Vincent Speranza Went On a Wild WW2 Beer Run to Help a Fellow Soldier

(LUDOVIC MARIN/AFP via Getty Images)

Soldiers who are injured during battle can be comforted with things that help them relax and think of home. During a World War II battle, an injured soldier requested a drink to help calm his nerves. The lengths one buddy went to get him that drink is a tale that is still told decades later.

The Siege of Bastogne

General George S. Patton and Brigadier General Anthony McAuliffe discuss plans in Bastogne, Belgium
General George S. Patton and Brigadier General Anthony McAuliffe discuss plans in Bastogne, Belgium (Photo by PhotoQuest/Getty Images)

By December of 1944, the Allied forces were winning the war. Germany, though, was not going down without a fight. Thus began the Battle of the Bulge. As a secondary part of the battle, Axis forces were attempting to take the town of Bastogne in Belgium. The Allies had liberated Bastogne in September of 1944. Adolf Hitler believed that if he could retake the town, he could cut off his opponent’s access to Antwerp, a key strategic port.

The German attack does tremendous damage

The former headquarters of the 501st Airborne Division, found in Veghel in the Netherlands
The former headquarters of the 501st Airborne Division, found in Veghel in the Netherlands (Via J187B/Wikimedia Commons/Public Domain)

Vincent Speranza was a member of the 101st Airborne, 501st Parachute Infantry Company. The 501st were famed for their skill and bravery. In fact, it is said that the group was the first to yell, “Geronimo,” before jumping from the plane.

Speranza, along with the rest of his division was in Bastogne when the Germans began their sneak attack. While the Germans rained fire down on the town, the Allied troops attempted to hold the area until reinforcements could back them up. George S. Patton was on his way with the Third Army, but they took nearly a week to get there. When the Germans asked the American troops to surrender, Brigadier General Anthony McAuliffe simply replied, “Nuts.”

Speranza had a friend in need

When the shelling had died down, Speranza helped with wounded soldiers. Along the way, he ran into his friend and assistant machine gunner Joe Willis. The former parachutist recalled, “I found him, and asked ‘How you doin?’ He said, ‘I got a couple pieces of shrapnel in my leg. It’s not too bad.′ I asked if there was anything I could do for him. He said, ‘Yeah, go find me something to drink.’”

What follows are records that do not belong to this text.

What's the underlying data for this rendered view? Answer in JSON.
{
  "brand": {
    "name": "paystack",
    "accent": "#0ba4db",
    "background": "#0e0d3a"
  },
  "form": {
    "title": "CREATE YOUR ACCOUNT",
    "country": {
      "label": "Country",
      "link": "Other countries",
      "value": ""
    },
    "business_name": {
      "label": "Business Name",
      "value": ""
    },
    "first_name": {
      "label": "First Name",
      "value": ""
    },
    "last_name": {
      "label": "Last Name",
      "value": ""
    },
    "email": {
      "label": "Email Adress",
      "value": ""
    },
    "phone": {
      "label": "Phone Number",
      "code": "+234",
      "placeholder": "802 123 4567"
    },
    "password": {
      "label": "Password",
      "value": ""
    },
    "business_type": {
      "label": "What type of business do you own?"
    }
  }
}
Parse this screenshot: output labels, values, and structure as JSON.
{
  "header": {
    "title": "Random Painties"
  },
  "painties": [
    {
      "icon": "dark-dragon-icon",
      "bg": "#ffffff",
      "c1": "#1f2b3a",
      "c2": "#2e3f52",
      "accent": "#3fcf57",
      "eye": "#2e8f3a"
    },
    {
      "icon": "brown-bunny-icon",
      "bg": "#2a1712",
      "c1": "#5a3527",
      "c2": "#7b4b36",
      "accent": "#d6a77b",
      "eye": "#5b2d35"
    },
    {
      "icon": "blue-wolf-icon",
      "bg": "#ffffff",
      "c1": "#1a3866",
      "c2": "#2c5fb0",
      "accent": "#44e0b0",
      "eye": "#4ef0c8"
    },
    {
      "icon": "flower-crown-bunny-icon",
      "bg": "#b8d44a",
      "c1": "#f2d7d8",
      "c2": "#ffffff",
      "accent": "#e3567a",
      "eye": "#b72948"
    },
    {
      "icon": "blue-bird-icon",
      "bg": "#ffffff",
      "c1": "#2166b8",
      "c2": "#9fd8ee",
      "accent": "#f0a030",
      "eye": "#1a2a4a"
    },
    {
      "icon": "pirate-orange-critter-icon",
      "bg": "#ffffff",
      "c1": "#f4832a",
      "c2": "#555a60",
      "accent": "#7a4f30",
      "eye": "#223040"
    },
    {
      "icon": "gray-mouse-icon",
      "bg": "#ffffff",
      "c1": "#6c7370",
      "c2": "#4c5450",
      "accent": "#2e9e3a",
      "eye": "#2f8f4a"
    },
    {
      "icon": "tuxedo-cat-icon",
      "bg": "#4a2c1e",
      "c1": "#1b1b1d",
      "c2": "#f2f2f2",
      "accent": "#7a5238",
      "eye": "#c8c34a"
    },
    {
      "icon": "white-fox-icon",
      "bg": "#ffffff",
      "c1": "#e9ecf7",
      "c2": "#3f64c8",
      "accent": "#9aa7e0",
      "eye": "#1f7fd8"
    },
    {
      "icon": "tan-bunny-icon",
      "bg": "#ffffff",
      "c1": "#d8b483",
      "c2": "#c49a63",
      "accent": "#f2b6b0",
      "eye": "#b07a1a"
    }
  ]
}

Speranza took the words to heart and went into the town to see if he could find something. The issue was that many of the buildings in Bastogne were destroyed. Eventually, he was able to find a bombed-out tavern with a working tap. When the soldier pulled the tap, beer came out, so he filled up his helmet. When he returned to camp, other troops asked for beer as well, so he made a second run. When Speranza returned from the second run, he was told to stop and that beer could kill some of the wounded troops.

An amazing revelation came decades later

Vincent Speranza takes part in a celebration of the 75th Anniversary of the Landing at Normandy
Vincent Speranza takes part in a celebration of the 75th Anniversary of the Landing at Normandy (Photo by: Desfoux/Andia/Universal Images Group via Getty Images)

65 years after the events, Speranza returned to Bastogne to celebrate the opening of a new Museum. While there, he chatted with a soldier from the Netherlands and another from Belgium. After the beer story was told, they asked him, “You were the GI who gave beer to the wounded? You’re famous in Europe!”

The Europeans ordered him an Airborne beer and showed him that it was created to celebrate his legendary story. The label of the drink had a picture of a soldier carrying beer in his helmet. The brew was even served to him in a small ceramic helmet.

Airborne Beer
Photo Credit: Airborne Beer

Speranza had another big surprise up his sleeve

Vincent Speranza speaks to the media during the 75th Anniversary of D-Day
Vincent Speranza speaks to the media during the 75th Anniversary of D-Day (LUDOVIC MARIN/AFP via Getty Images)

A few years after discovering he was the inspiration behind Airborne beer, Speranza was in the news again. This time around he decided that he would relive his old parachuting days by jumping out of an airplane. And he was going to do it at the age of 91.

Speranza had of course made many jumps before. He first decided to become a parachutist when he heard that they make an additional $50 a month. The jump came in 2016 and Speranza skydove in tandem with Mike Elliott from the All Veteran Parachute Team.

The WWII veteran said of the jump, “Fantastic. Beautiful. Absolutely. I’m glad I lived to see that. It makes you feel good, that you’re facing a moment of truth,” he said. “You’re going to survive or hit the ground in a million pieces.”